**Exercise aim:**
Set down the records exactly as they stand, except for any pictures, which you should omit.

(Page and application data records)
::::::

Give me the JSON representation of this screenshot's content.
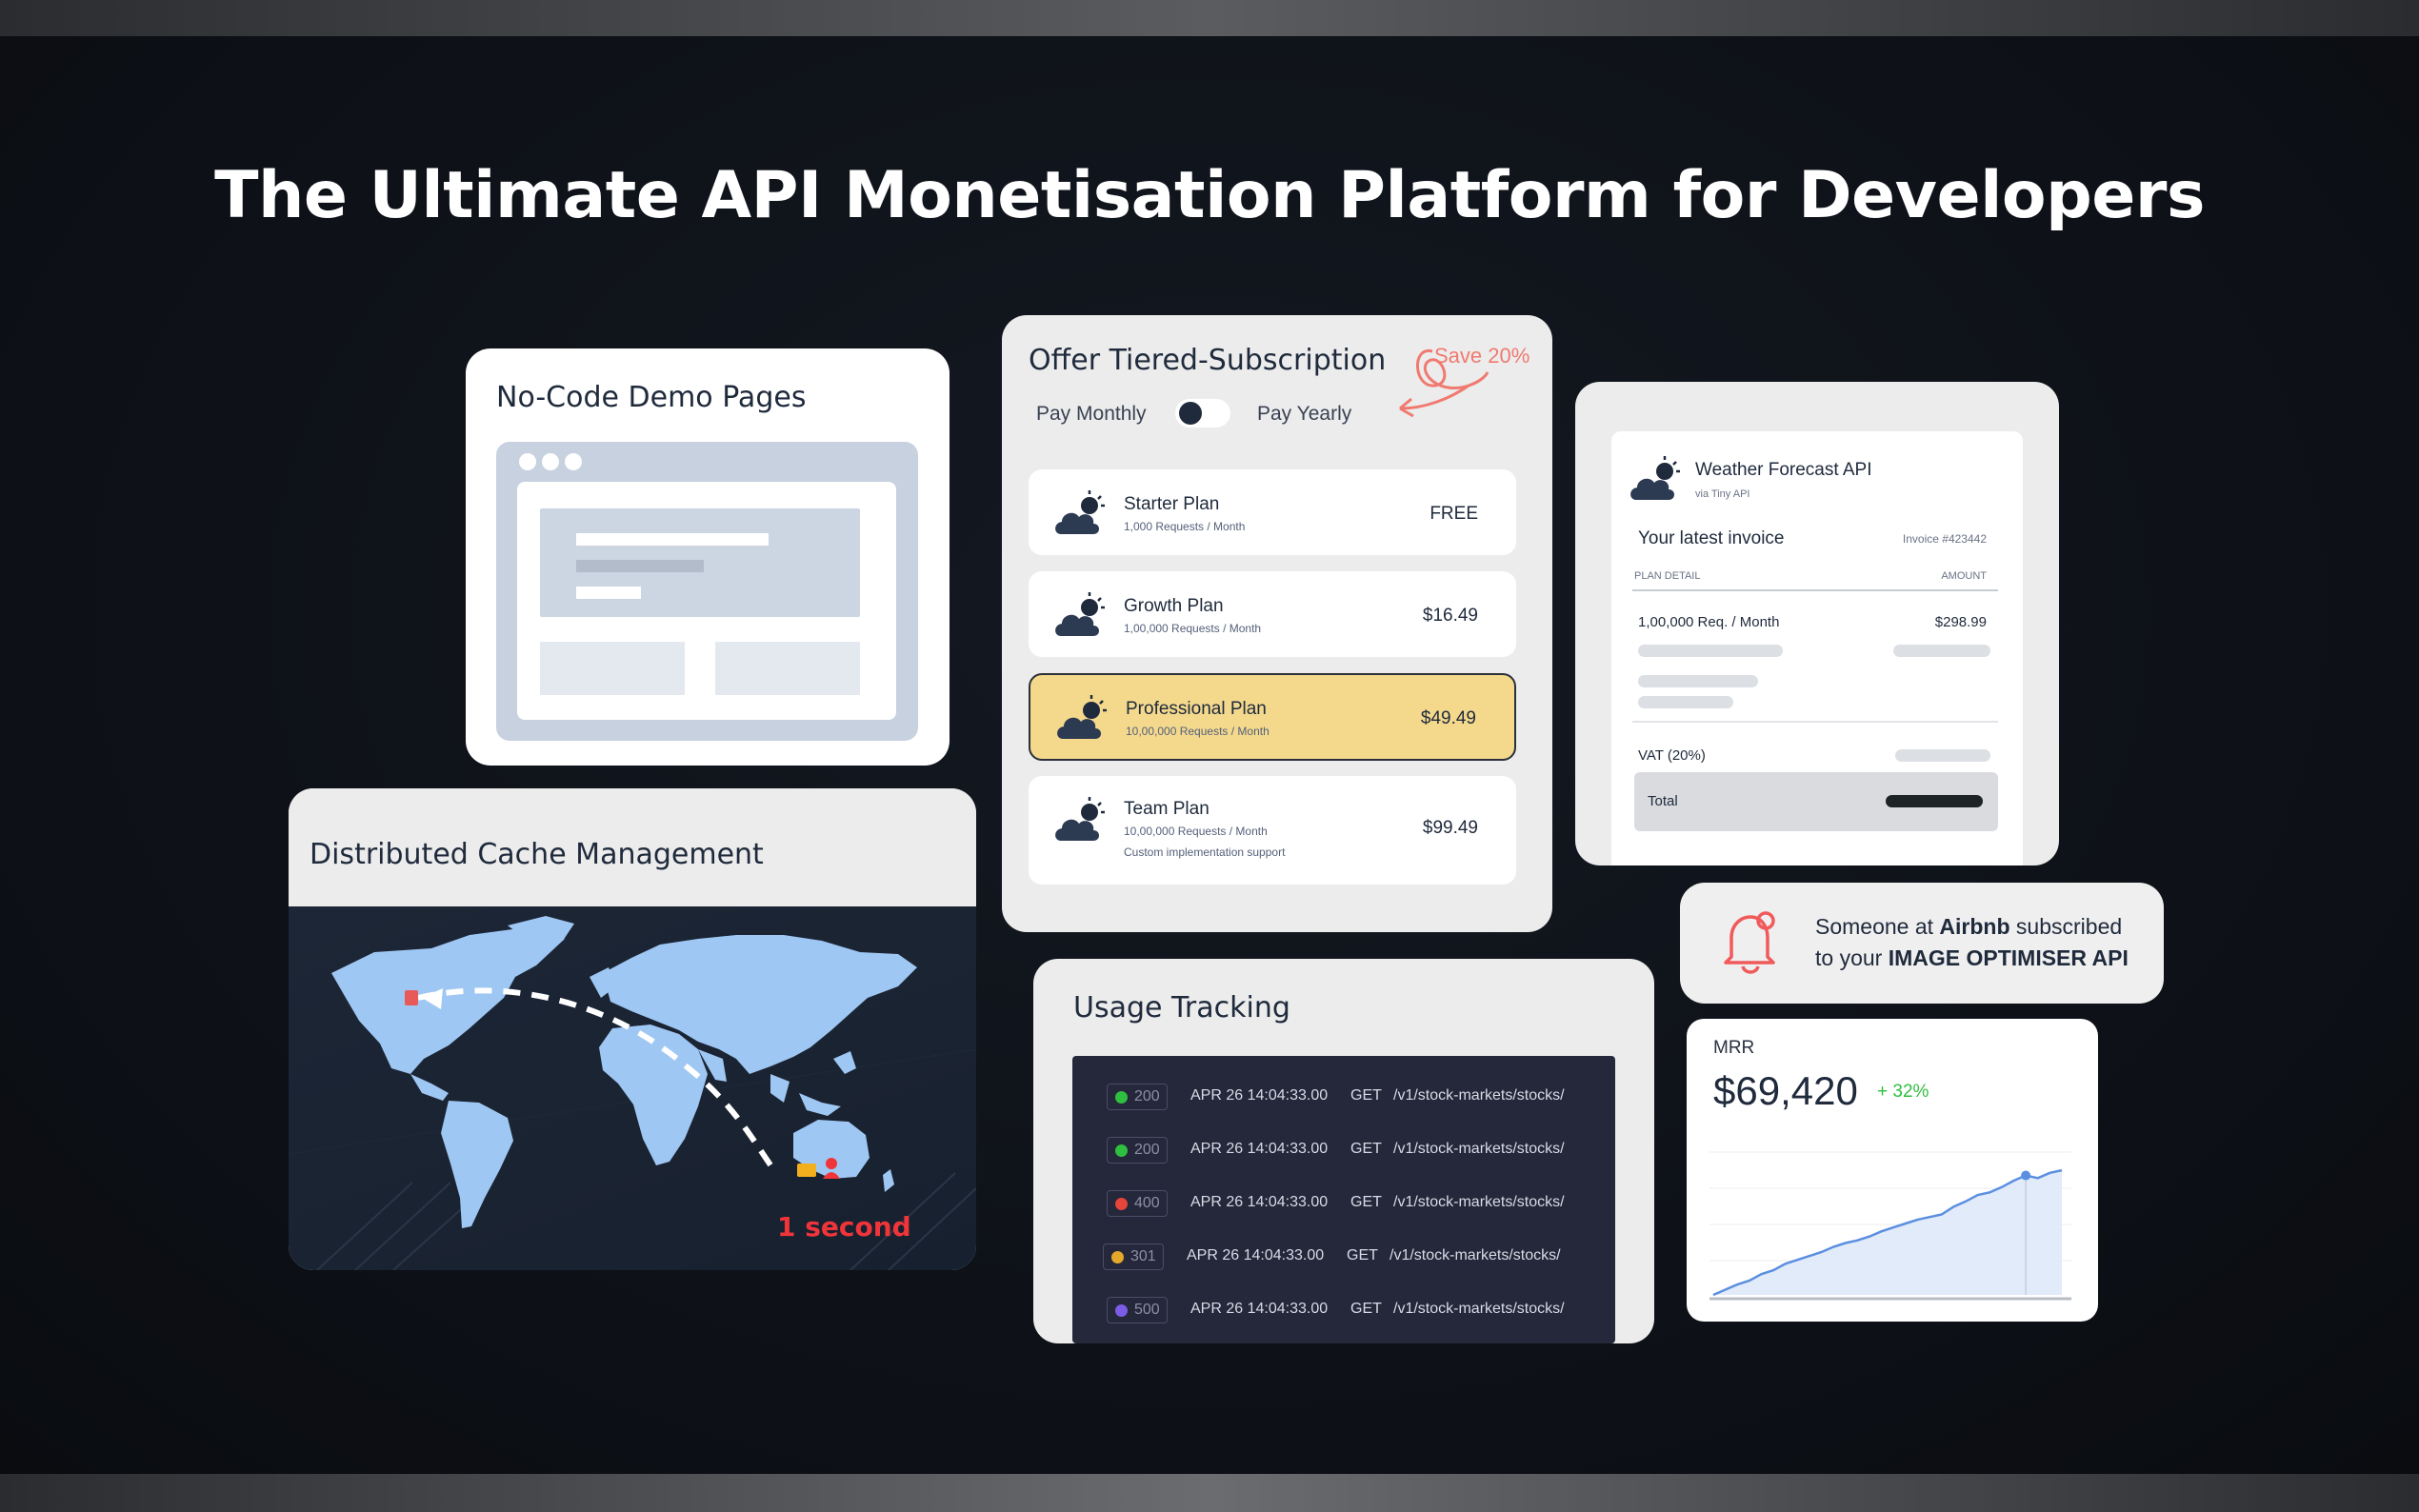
{
  "headline": "The Ultimate API Monetisation Platform for Developers",
  "nocode": {
    "title": "No-Code Demo Pages"
  },
  "cache": {
    "title": "Distributed Cache Management",
    "latency_label": "1 second"
  },
  "subscription": {
    "title": "Offer Tiered-Subscription",
    "pay_monthly": "Pay Monthly",
    "pay_yearly": "Pay Yearly",
    "save_note": "Save 20%",
    "plans": [
      {
        "name": "Starter Plan",
        "detail": "1,000 Requests / Month",
        "extra": "",
        "price": "FREE"
      },
      {
        "name": "Growth Plan",
        "detail": "1,00,000 Requests / Month",
        "extra": "",
        "price": "$16.49"
      },
      {
        "name": "Professional Plan",
        "detail": "10,00,000 Requests / Month",
        "extra": "",
        "price": "$49.49"
      },
      {
        "name": "Team Plan",
        "detail": "10,00,000 Requests / Month",
        "extra": "Custom implementation support",
        "price": "$99.49"
      }
    ]
  },
  "invoice": {
    "api_name": "Weather Forecast API",
    "api_via": "via Tiny API",
    "heading": "Your latest invoice",
    "invoice_no": "Invoice #423442",
    "col_plan": "PLAN DETAIL",
    "col_amount": "AMOUNT",
    "line_item": "1,00,000 Req. / Month",
    "line_amount": "$298.99",
    "vat_label": "VAT (20%)",
    "total_label": "Total"
  },
  "notification": {
    "prefix": "Someone at ",
    "company": "Airbnb",
    "middle": " subscribed",
    "line2_prefix": "to your ",
    "api": "IMAGE OPTIMISER API"
  },
  "mrr": {
    "label": "MRR",
    "value": "$69,420",
    "change": "+ 32%",
    "chart_data": {
      "type": "area",
      "values": [
        0,
        4,
        8,
        11,
        16,
        19,
        24,
        27,
        30,
        33,
        37,
        40,
        42,
        45,
        49,
        52,
        55,
        58,
        60,
        62,
        68,
        72,
        77,
        79,
        83,
        88,
        92,
        90,
        94,
        96
      ],
      "highlight_index": 26,
      "ylim": [
        0,
        110
      ]
    }
  },
  "usage": {
    "title": "Usage Tracking",
    "rows": [
      {
        "code": "200",
        "color": "#2fbf3f",
        "when": "APR 26 14:04:33.00",
        "method": "GET",
        "path": "/v1/stock-markets/stocks/"
      },
      {
        "code": "200",
        "color": "#2fbf3f",
        "when": "APR 26 14:04:33.00",
        "method": "GET",
        "path": "/v1/stock-markets/stocks/"
      },
      {
        "code": "400",
        "color": "#e6453a",
        "when": "APR 26 14:04:33.00",
        "method": "GET",
        "path": "/v1/stock-markets/stocks/"
      },
      {
        "code": "301",
        "color": "#e5a82a",
        "when": "APR 26 14:04:33.00",
        "method": "GET",
        "path": "/v1/stock-markets/stocks/"
      },
      {
        "code": "500",
        "color": "#7a5ce6",
        "when": "APR 26 14:04:33.00",
        "method": "GET",
        "path": "/v1/stock-markets/stocks/"
      }
    ]
  },
  "colors": {
    "background": "#0f1217",
    "card": "#ffffff",
    "highlight_plan": "#f4d98d",
    "accent_red": "#f0353a",
    "save_pink": "#f07a70",
    "chart_line": "#5b8fe0",
    "chart_fill": "#dbe6f8",
    "growth_green": "#2fbf3f"
  }
}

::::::

**Solution to this task:**
Give me the JSON representation of this screenshot's content.
{
  "headline": "The Ultimate API Monetisation Platform for Developers",
  "nocode": {
    "title": "No-Code Demo Pages"
  },
  "cache": {
    "title": "Distributed Cache Management",
    "latency_label": "1 second"
  },
  "subscription": {
    "title": "Offer Tiered-Subscription",
    "pay_monthly": "Pay Monthly",
    "pay_yearly": "Pay Yearly",
    "save_note": "Save 20%",
    "plans": [
      {
        "name": "Starter Plan",
        "detail": "1,000 Requests / Month",
        "extra": "",
        "price": "FREE"
      },
      {
        "name": "Growth Plan",
        "detail": "1,00,000 Requests / Month",
        "extra": "",
        "price": "$16.49"
      },
      {
        "name": "Professional Plan",
        "detail": "10,00,000 Requests / Month",
        "extra": "",
        "price": "$49.49"
      },
      {
        "name": "Team Plan",
        "detail": "10,00,000 Requests / Month",
        "extra": "Custom implementation support",
        "price": "$99.49"
      }
    ]
  },
  "invoice": {
    "api_name": "Weather Forecast API",
    "api_via": "via Tiny API",
    "heading": "Your latest invoice",
    "invoice_no": "Invoice #423442",
    "col_plan": "PLAN DETAIL",
    "col_amount": "AMOUNT",
    "line_item": "1,00,000 Req. / Month",
    "line_amount": "$298.99",
    "vat_label": "VAT (20%)",
    "total_label": "Total"
  },
  "notification": {
    "prefix": "Someone at ",
    "company": "Airbnb",
    "middle": " subscribed",
    "line2_prefix": "to your ",
    "api": "IMAGE OPTIMISER API"
  },
  "mrr": {
    "label": "MRR",
    "value": "$69,420",
    "change": "+ 32%",
    "chart_data": {
      "type": "area",
      "values": [
        0,
        4,
        8,
        11,
        16,
        19,
        24,
        27,
        30,
        33,
        37,
        40,
        42,
        45,
        49,
        52,
        55,
        58,
        60,
        62,
        68,
        72,
        77,
        79,
        83,
        88,
        92,
        90,
        94,
        96
      ],
      "highlight_index": 26,
      "ylim": [
        0,
        110
      ]
    }
  },
  "usage": {
    "title": "Usage Tracking",
    "rows": [
      {
        "code": "200",
        "color": "#2fbf3f",
        "when": "APR 26 14:04:33.00",
        "method": "GET",
        "path": "/v1/stock-markets/stocks/"
      },
      {
        "code": "200",
        "color": "#2fbf3f",
        "when": "APR 26 14:04:33.00",
        "method": "GET",
        "path": "/v1/stock-markets/stocks/"
      },
      {
        "code": "400",
        "color": "#e6453a",
        "when": "APR 26 14:04:33.00",
        "method": "GET",
        "path": "/v1/stock-markets/stocks/"
      },
      {
        "code": "301",
        "color": "#e5a82a",
        "when": "APR 26 14:04:33.00",
        "method": "GET",
        "path": "/v1/stock-markets/stocks/"
      },
      {
        "code": "500",
        "color": "#7a5ce6",
        "when": "APR 26 14:04:33.00",
        "method": "GET",
        "path": "/v1/stock-markets/stocks/"
      }
    ]
  },
  "colors": {
    "background": "#0f1217",
    "card": "#ffffff",
    "highlight_plan": "#f4d98d",
    "accent_red": "#f0353a",
    "save_pink": "#f07a70",
    "chart_line": "#5b8fe0",
    "chart_fill": "#dbe6f8",
    "growth_green": "#2fbf3f"
  }
}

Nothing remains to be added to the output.